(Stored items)
*****
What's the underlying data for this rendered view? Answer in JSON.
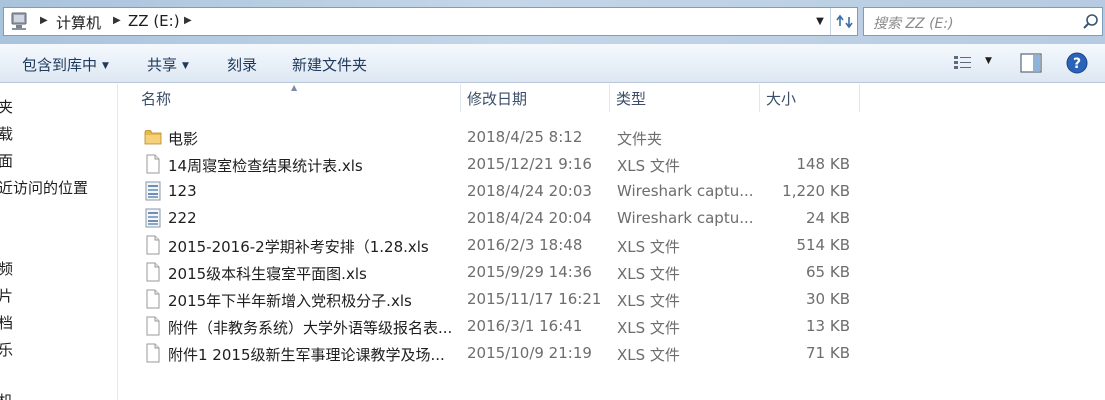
{
  "address_bar": {
    "breadcrumbs": [
      "计算机",
      "ZZ (E:)"
    ]
  },
  "search": {
    "placeholder": "搜索 ZZ (E:)"
  },
  "toolbar": {
    "include_library": "包含到库中",
    "share": "共享",
    "burn": "刻录",
    "new_folder": "新建文件夹"
  },
  "nav_pane": {
    "items": [
      "夹",
      "载",
      "面",
      "近访问的位置",
      "频",
      "片",
      "档",
      "乐",
      "机"
    ]
  },
  "columns": {
    "name": "名称",
    "date": "修改日期",
    "type": "类型",
    "size": "大小"
  },
  "files": [
    {
      "name": "电影",
      "date": "2018/4/25 8:12",
      "type": "文件夹",
      "size": "",
      "icon": "folder-icon"
    },
    {
      "name": "14周寝室检查结果统计表.xls",
      "date": "2015/12/21 9:16",
      "type": "XLS 文件",
      "size": "148 KB",
      "icon": "file-icon"
    },
    {
      "name": "123",
      "date": "2018/4/24 20:03",
      "type": "Wireshark captu...",
      "size": "1,220 KB",
      "icon": "capture-file-icon"
    },
    {
      "name": "222",
      "date": "2018/4/24 20:04",
      "type": "Wireshark captu...",
      "size": "24 KB",
      "icon": "capture-file-icon"
    },
    {
      "name": "2015-2016-2学期补考安排（1.28.xls",
      "date": "2016/2/3 18:48",
      "type": "XLS 文件",
      "size": "514 KB",
      "icon": "file-icon"
    },
    {
      "name": "2015级本科生寝室平面图.xls",
      "date": "2015/9/29 14:36",
      "type": "XLS 文件",
      "size": "65 KB",
      "icon": "file-icon"
    },
    {
      "name": "2015年下半年新增入党积极分子.xls",
      "date": "2015/11/17 16:21",
      "type": "XLS 文件",
      "size": "30 KB",
      "icon": "file-icon"
    },
    {
      "name": "附件（非教务系统）大学外语等级报名表...",
      "date": "2016/3/1 16:41",
      "type": "XLS 文件",
      "size": "13 KB",
      "icon": "file-icon"
    },
    {
      "name": "附件1 2015级新生军事理论课教学及场...",
      "date": "2015/10/9 21:19",
      "type": "XLS 文件",
      "size": "71 KB",
      "icon": "file-icon"
    }
  ]
}
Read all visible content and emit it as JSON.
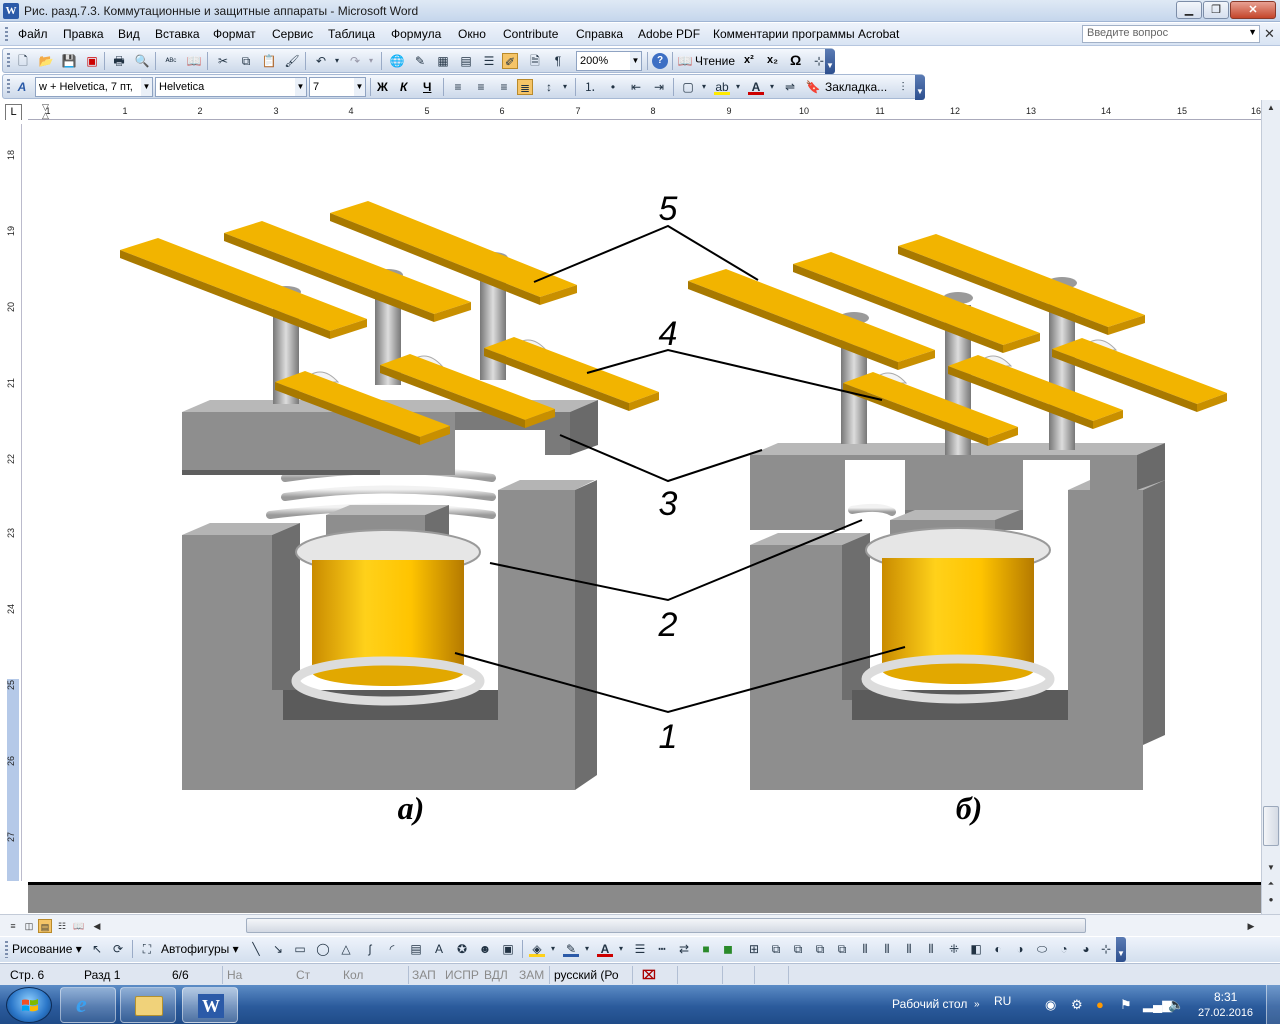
{
  "window": {
    "title": "Рис. разд.7.3. Коммутационные и защитные аппараты - Microsoft Word",
    "app_icon": "W"
  },
  "menu": {
    "items": [
      {
        "label": "Файл"
      },
      {
        "label": "Правка"
      },
      {
        "label": "Вид"
      },
      {
        "label": "Вставка"
      },
      {
        "label": "Формат"
      },
      {
        "label": "Сервис"
      },
      {
        "label": "Таблица"
      },
      {
        "label": "Формула"
      },
      {
        "label": "Окно"
      },
      {
        "label": "Contribute"
      },
      {
        "label": "Справка"
      },
      {
        "label": "Adobe PDF"
      },
      {
        "label": "Комментарии программы Acrobat"
      }
    ],
    "ask_placeholder": "Введите вопрос"
  },
  "standard_toolbar": {
    "zoom": "200%",
    "reading_label": "Чтение",
    "superscript": "x²",
    "subscript": "x₂",
    "omega": "Ω"
  },
  "format_toolbar": {
    "style": "w + Helvetica, 7 пт,",
    "font": "Helvetica",
    "size": "7",
    "bold": "Ж",
    "italic": "К",
    "underline": "Ч",
    "bookmark_label": "Закладка..."
  },
  "ruler": {
    "h_numbers": [
      "2",
      "1",
      "",
      "1",
      "2",
      "3",
      "4",
      "5",
      "6",
      "7",
      "8",
      "9",
      "10",
      "11",
      "12",
      "13",
      "14",
      "15",
      "16"
    ],
    "v_numbers": [
      "18",
      "19",
      "20",
      "21",
      "22",
      "23",
      "24",
      "25",
      "26",
      "27"
    ]
  },
  "figure": {
    "labels": {
      "n5": "5",
      "n4": "4",
      "n3": "3",
      "n2": "2",
      "n1": "1"
    },
    "caption_a": "а)",
    "caption_b": "б)"
  },
  "drawing_toolbar": {
    "drawing_label": "Рисование",
    "autoshapes_label": "Автофигуры"
  },
  "status": {
    "page": "Стр. 6",
    "section": "Разд 1",
    "pages": "6/6",
    "at": "На",
    "line": "Ст",
    "col": "Кол",
    "rec": "ЗАП",
    "trk": "ИСПР",
    "ext": "ВДЛ",
    "ovr": "ЗАМ",
    "lang": "русский (Ро"
  },
  "taskbar": {
    "desktop_label": "Рабочий стол",
    "lang": "RU",
    "time": "8:31",
    "date": "27.02.2016"
  },
  "colors": {
    "gold": "#e6a800",
    "gold_dark": "#b37d00",
    "steel": "#8c8c8c",
    "coil": "#ffc400"
  }
}
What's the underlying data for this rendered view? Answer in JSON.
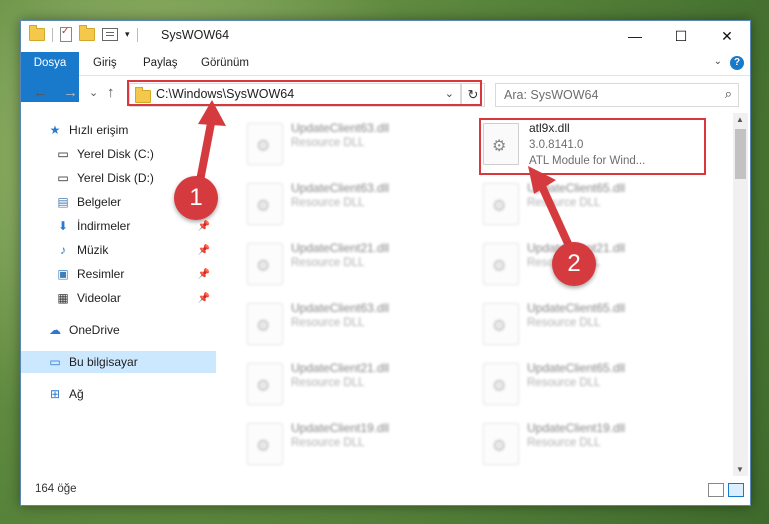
{
  "window": {
    "title": "SysWOW64",
    "minimize_glyph": "—",
    "maximize_glyph": "☐",
    "close_glyph": "✕"
  },
  "ribbon": {
    "tabs": [
      "Dosya",
      "Giriş",
      "Paylaş",
      "Görünüm"
    ],
    "help_label": "?"
  },
  "nav": {
    "back_glyph": "←",
    "forward_glyph": "→",
    "recent_glyph": "⌄",
    "up_glyph": "↑",
    "path": "C:\\Windows\\SysWOW64",
    "refresh_glyph": "↻",
    "search_placeholder": "Ara: SysWOW64"
  },
  "sidebar": {
    "items": [
      {
        "label": "Hızlı erişim",
        "icon": "star-icon"
      },
      {
        "label": "Yerel Disk (C:)",
        "icon": "drive-icon"
      },
      {
        "label": "Yerel Disk (D:)",
        "icon": "drive-icon"
      },
      {
        "label": "Belgeler",
        "icon": "document-icon"
      },
      {
        "label": "İndirmeler",
        "icon": "download-icon"
      },
      {
        "label": "Müzik",
        "icon": "music-icon"
      },
      {
        "label": "Resimler",
        "icon": "pictures-icon"
      },
      {
        "label": "Videolar",
        "icon": "video-icon"
      },
      {
        "label": "OneDrive",
        "icon": "cloud-icon"
      },
      {
        "label": "Bu bilgisayar",
        "icon": "computer-icon"
      },
      {
        "label": "Ağ",
        "icon": "network-icon"
      }
    ]
  },
  "files": {
    "highlighted": {
      "name": "atl9x.dll",
      "version": "3.0.8141.0",
      "description": "ATL Module for Wind..."
    },
    "left_column": [
      {
        "name": "UpdateClient63.dll",
        "type": "Resource DLL"
      },
      {
        "name": "UpdateClient63.dll",
        "type": "Resource DLL"
      },
      {
        "name": "UpdateClient21.dll",
        "type": "Resource DLL"
      },
      {
        "name": "UpdateClient63.dll",
        "type": "Resource DLL"
      },
      {
        "name": "UpdateClient21.dll",
        "type": "Resource DLL"
      },
      {
        "name": "UpdateClient19.dll",
        "type": "Resource DLL"
      }
    ],
    "right_column": [
      {
        "name": "UpdateClient65.dll",
        "type": "Resource DLL"
      },
      {
        "name": "UpdateClient21.dll",
        "type": "Resource DLL"
      },
      {
        "name": "UpdateClient65.dll",
        "type": "Resource DLL"
      },
      {
        "name": "UpdateClient65.dll",
        "type": "Resource DLL"
      },
      {
        "name": "UpdateClient19.dll",
        "type": "Resource DLL"
      }
    ]
  },
  "status": {
    "item_count": "164 öğe"
  },
  "annotations": {
    "step1": "1",
    "step2": "2",
    "color": "#d53a3f"
  }
}
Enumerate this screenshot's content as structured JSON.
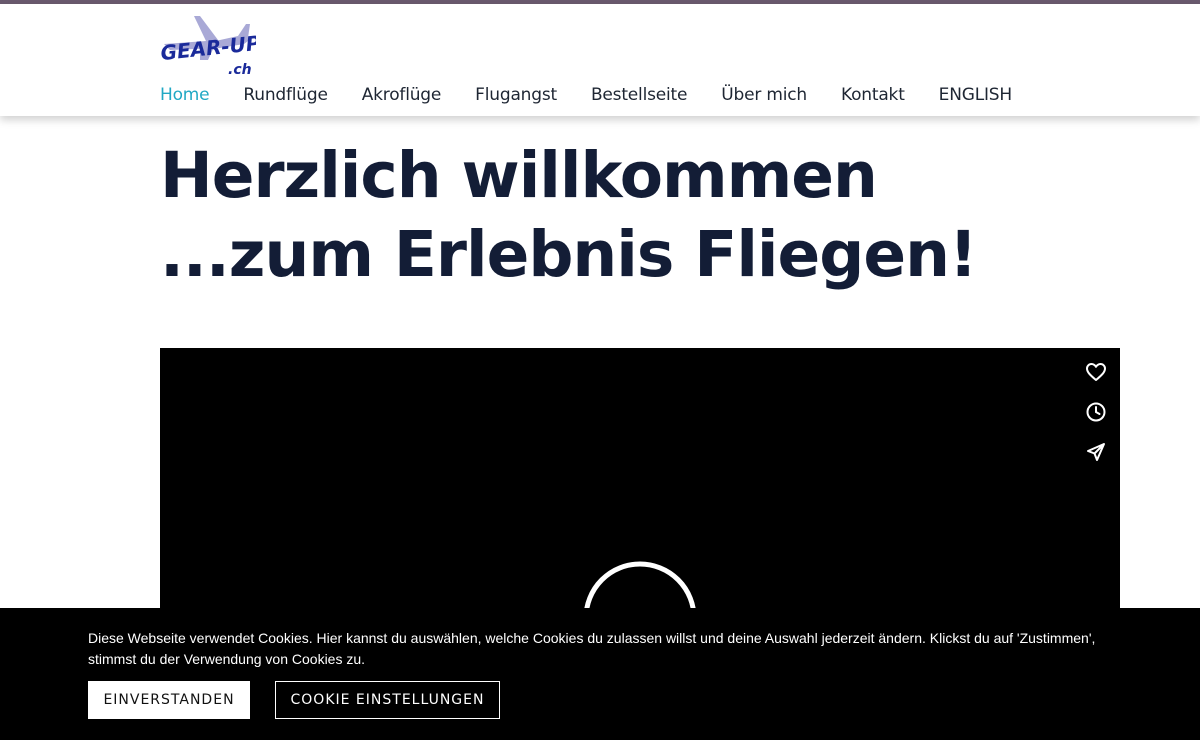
{
  "brand": {
    "logo_text": "GEAR-UP",
    "logo_suffix": ".ch",
    "accent_color": "#20a8c4",
    "logo_color": "#1a2a9a",
    "heading_color": "#131d36"
  },
  "nav": {
    "items": [
      {
        "label": "Home",
        "active": true
      },
      {
        "label": "Rundflüge"
      },
      {
        "label": "Akroflüge"
      },
      {
        "label": "Flugangst"
      },
      {
        "label": "Bestellseite"
      },
      {
        "label": "Über mich"
      },
      {
        "label": "Kontakt"
      },
      {
        "label": "ENGLISH"
      }
    ]
  },
  "hero": {
    "line1": "Herzlich willkommen",
    "line2": "...zum Erlebnis Fliegen!"
  },
  "video": {
    "icons": [
      "heart-icon",
      "clock-icon",
      "send-icon"
    ]
  },
  "cookie": {
    "text": "Diese Webseite verwendet Cookies. Hier kannst du auswählen, welche Cookies du zulassen willst und deine Auswahl jederzeit ändern. Klickst du auf 'Zustimmen', stimmst du der Verwendung von Cookies zu.",
    "accept_label": "EINVERSTANDEN",
    "settings_label": "COOKIE EINSTELLUNGEN"
  }
}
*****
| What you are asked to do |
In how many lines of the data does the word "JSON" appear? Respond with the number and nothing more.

| Exercise response |
4